Director: Sarah Polley
Actors: Sarah Polley, Michael Polley, Harry Gulkin
Runtime: 109 minutes
Release Date: September 26th, 2013
Reviewed by The Mole(s)
MO: I think we’re going to have a hard time reviewing this documentary without giving away some of its mystery - BUT LET’S GIVE IT A GO!
This was better than I expected as the story at the core of the film was much more intriguing than I had originally thought it would be.
LE: I had an inkling this doco would be good, as it was so well received at the Sydney Film Festival - even after reading the rave reviews though, I still wasn’t ready for how emotionally invested I became in it. It’s such a great story, and so well told. You are right about Sarah Polley - I just wanted to watch her entire back catalogue immediately after this screening.
MO: “And here I thought you just gave me head…” I really need to watch Go again.
I loved how it was filmed, there were the multiple layers of story telling and then there was the filming of the documentary, as well as the documentary itself and the found footage and the recreated scenes… and it should have been a complete mess but it worked perfectly, you almost felt like you were part of it.
LE: It was so very intimate - from the scenes with her siblings, to the scenes with her father, and even herself. A very brave undertaking - it was a soul-baring exercise; nothing was too intimate to expose, and that vulnerability was part of its charm. It was actually very beautiful to see such a strong familial bond as well - Sarah Polley somehow convinced her family and friends to reveal themselves and some of their deepest emotions - you got the feeling that she must be very loved in order for them to comply with such a request.
MO: It was like a whole Polley family cathartic experience, although there were times when I thought to myself, “this could only happen within a family of actors.” She really managed to find that perfect balance in a film, it was simultaneously heartbreaking and heartwarming. It also made me a little sad at times to be an only child… haha - but not for long.
LE: Hahahaha, yes, siblings can be both a blessing and a CURSE.
It’s going to be so difficult to talk about the story itself without giving anything away, but WHAT A STORY! An homage of sorts to her mother, and a better central character you could never find - she seemed like such a marvellous and vivacious person. How could you blame Sarah Polley for wanting to share her story?
MO: Also at a deeper level there was that very human aspect of storytelling and how we all view and recount interactions and events so differently. I really liked how she introduced this concept of “editing” and everyone had their own opinion on it, it was quite simple but really powerful and no where more obvious than in filmmaking, when the simplest of edits can change a whole story.
LE: Every story has multiple accounts, depending on those who partake in the events - I enjoyed that she acknowledged that there is an element of truth in all accounts.
Just the amount of selflessness within the characters that surrounded her mother, it was just so beautiful. I do recall at one point both of us trying very hard to hold back tears (BECAUSE WE ARE BOTH ROBOTS).

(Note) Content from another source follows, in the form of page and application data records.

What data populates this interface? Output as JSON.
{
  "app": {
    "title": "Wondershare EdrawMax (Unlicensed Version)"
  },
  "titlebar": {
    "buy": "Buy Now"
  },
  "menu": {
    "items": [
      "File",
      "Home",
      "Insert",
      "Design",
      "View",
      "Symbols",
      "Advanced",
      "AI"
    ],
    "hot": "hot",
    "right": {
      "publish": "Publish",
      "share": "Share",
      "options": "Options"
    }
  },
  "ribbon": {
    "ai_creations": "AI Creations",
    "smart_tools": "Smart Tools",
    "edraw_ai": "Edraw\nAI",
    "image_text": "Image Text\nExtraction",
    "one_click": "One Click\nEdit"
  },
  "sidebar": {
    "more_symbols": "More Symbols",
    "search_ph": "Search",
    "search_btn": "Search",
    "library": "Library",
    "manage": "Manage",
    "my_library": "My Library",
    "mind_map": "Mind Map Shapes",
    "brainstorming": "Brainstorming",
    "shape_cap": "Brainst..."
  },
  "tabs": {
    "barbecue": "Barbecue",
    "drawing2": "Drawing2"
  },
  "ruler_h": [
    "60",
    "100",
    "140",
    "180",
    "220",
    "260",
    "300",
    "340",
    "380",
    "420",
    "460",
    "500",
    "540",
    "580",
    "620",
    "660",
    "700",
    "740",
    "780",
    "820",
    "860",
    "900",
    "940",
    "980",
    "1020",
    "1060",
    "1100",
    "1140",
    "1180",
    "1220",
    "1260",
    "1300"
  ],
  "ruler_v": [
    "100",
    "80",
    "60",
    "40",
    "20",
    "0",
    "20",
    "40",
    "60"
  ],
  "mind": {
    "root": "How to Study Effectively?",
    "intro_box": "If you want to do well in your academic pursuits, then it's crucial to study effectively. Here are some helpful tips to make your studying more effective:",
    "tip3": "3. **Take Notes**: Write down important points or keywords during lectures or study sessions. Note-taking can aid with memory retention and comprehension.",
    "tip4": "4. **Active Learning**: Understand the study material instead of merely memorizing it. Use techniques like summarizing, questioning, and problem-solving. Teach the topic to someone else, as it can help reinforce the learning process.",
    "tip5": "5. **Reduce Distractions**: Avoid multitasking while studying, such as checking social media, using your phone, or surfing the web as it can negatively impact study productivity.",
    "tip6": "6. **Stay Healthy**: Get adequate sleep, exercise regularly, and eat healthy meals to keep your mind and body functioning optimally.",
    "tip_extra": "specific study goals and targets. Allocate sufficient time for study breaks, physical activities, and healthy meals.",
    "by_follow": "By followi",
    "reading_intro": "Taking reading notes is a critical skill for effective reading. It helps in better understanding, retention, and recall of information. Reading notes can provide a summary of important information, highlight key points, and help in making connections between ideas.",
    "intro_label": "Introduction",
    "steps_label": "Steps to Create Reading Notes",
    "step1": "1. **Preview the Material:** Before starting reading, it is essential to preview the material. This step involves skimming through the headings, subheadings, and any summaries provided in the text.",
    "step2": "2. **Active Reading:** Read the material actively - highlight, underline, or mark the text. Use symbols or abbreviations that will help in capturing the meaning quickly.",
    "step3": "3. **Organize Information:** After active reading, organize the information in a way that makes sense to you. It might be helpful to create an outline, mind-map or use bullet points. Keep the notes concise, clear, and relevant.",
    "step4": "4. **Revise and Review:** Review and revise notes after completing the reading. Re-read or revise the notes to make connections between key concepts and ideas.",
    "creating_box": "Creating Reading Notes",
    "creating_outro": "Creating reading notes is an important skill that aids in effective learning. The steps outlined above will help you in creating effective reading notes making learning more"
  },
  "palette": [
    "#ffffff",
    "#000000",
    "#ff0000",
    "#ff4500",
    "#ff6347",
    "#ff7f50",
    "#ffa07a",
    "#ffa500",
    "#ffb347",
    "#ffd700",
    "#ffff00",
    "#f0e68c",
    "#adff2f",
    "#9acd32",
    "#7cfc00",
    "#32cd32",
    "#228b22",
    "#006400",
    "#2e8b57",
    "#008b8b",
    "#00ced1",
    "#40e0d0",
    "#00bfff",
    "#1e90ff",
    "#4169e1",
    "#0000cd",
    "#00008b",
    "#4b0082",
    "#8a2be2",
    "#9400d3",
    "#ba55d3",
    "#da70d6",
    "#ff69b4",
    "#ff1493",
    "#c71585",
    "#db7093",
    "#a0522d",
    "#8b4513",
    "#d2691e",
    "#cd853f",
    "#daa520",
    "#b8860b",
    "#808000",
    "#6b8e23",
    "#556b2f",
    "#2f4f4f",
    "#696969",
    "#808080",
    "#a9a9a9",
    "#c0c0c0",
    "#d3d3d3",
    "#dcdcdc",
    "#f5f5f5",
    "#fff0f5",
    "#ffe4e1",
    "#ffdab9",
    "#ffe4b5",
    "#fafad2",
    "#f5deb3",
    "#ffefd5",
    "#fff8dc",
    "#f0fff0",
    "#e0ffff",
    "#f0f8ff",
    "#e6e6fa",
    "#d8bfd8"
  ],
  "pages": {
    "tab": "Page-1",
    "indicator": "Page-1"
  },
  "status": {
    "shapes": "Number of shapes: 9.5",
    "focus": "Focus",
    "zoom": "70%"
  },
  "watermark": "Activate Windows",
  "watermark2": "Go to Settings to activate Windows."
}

I can’t wait to watch this again.
MO: I’m always very wary of the “truth” documentaries often claim (because I’m both a robot AND a cynic), what I really liked about Stories We Tell was that it never tried to be the whole “truth,” it was a very candid film and an honest portrayal of a woman and the extraordinary effect she had on the people in her life.
LE: It seemed like she was trying, and for the most part, succeeding in offering as objective a glimpse as she could.
I loved this documentary - one of my favourites of all time. Four choc tops.
MO: Four from me too and please add “Sarah Polley; director” to our back catalogue of things to watch.